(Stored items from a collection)
-*-

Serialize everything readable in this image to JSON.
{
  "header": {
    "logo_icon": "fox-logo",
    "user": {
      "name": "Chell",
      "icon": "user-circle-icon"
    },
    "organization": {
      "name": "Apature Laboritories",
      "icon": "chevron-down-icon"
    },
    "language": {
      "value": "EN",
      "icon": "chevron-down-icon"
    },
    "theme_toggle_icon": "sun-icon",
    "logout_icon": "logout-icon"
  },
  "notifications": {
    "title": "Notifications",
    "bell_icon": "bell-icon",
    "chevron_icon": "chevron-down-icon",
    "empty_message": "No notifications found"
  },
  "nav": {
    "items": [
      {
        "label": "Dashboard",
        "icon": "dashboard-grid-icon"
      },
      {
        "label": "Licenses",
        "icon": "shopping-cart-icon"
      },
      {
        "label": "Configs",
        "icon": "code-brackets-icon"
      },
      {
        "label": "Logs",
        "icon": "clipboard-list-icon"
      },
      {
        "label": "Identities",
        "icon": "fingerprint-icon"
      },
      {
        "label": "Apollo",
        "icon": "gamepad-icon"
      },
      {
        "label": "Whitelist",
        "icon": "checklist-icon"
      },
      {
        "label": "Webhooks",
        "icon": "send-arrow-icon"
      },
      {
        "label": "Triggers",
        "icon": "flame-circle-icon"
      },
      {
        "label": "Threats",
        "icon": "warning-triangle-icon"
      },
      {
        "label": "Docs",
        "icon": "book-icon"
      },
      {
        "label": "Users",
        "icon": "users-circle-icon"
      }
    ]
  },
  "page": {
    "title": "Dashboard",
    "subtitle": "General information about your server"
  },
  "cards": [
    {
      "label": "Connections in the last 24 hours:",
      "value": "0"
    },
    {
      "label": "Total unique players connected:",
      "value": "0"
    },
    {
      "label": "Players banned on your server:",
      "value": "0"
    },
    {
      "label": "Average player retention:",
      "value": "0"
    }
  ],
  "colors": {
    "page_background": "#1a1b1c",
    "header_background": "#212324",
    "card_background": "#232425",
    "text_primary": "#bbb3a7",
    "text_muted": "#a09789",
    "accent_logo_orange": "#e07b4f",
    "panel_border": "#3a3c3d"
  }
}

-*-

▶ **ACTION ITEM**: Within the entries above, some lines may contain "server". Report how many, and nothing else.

▶ **EXERCISE ANSWER**: 2